DAILY BRIEFINGThe Moron's Daily Briefing
Mar. 4 - Today is Shrove Tuesday. The name is derived from the ancient practice of Roman Catholic priests "shroving" their parishioners in preparation for forty days of privation. Both practices--the shroving and the period of privation it prepared for--were borrowed from the Eastern Orthodox church.
Hence the name "Lent."
Lent is intended to commemorate the forty days and nights Jesus spent in the wilderness after John gave him a swirly in the River Jordan.
We know very little of Jesus' activities while he was in the wilderness. In fact, compounding all the evidence from the Gospels of Matthew, Mark, and Luke, the full extent of our knowledge is that Jesus didn't eat for forty days. That's nearly six weeks. They tell us he went nearly six weeks without eating, then add that "he was hungry."
Sometimes Biblical intepretation is pretty straightforward stuff.
Unfortunately for Jesus, Carnival had not yet been invented. Carnival is a tradition that evolved out of Lent during the middle ages, when people decided that if they were really going to be abstinent for forty days (the period from Ash Wednesday to Good Friday), then at least they were going to get roaring drunk beforehand. As a result, the French began calling Shrove Tuesday "Fat Tuesday." Or, in English, "Mardi Gras."

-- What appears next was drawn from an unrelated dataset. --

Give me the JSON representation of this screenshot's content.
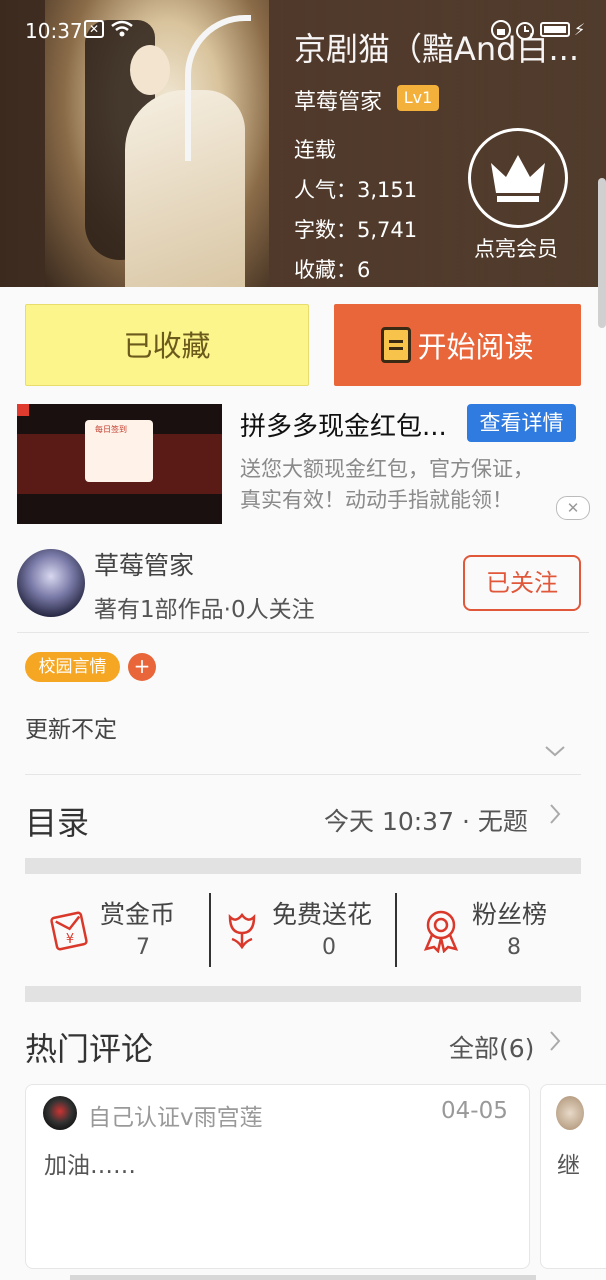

The citizens of New Orleans, under French rule for most of the 1700s, did an especially good job of eating and drinking to excess on Mardi Gras. As their territory passed first to Spanish and ultimately U.S. stewardship, each new government did their best to stamp out the festivities. This ensured that the fabulous celebrations would become a tradition. Mardi Gras became synonymous with balls and parades.
Wealthy citizens had the biggest balls. The waterfront balls were always full of seamen. Radicals were known for their infamous red balls, while nature lovers had unappealing green balls. Barbers had hairy balls. The prisons had macabre hanging balls. Women were discouraged from having balls of their own, but there was no shortage of wealthy men willing to pay women to hold their balls.
And so on.
Eventually the double-entendres got old. There was more to Mardi Gras than balls. There were also parades that became more and more fantastic each year, with spectacular gaudy floats from which scantily clad women tossed strings of beads out to the adoring crowds.
Because of their religious significance, these came to be known as Venerable Beads, and they remain quite popular in Britain.
Shroving is still a popular recreation in parts of western Europe.
Knute Rockne would have been 115 today. Antonio Vivaldi would have been 325.
Today is also Discovery Day in Guam and Carnival in Switzerland.
© 2002, The Moron's Almanac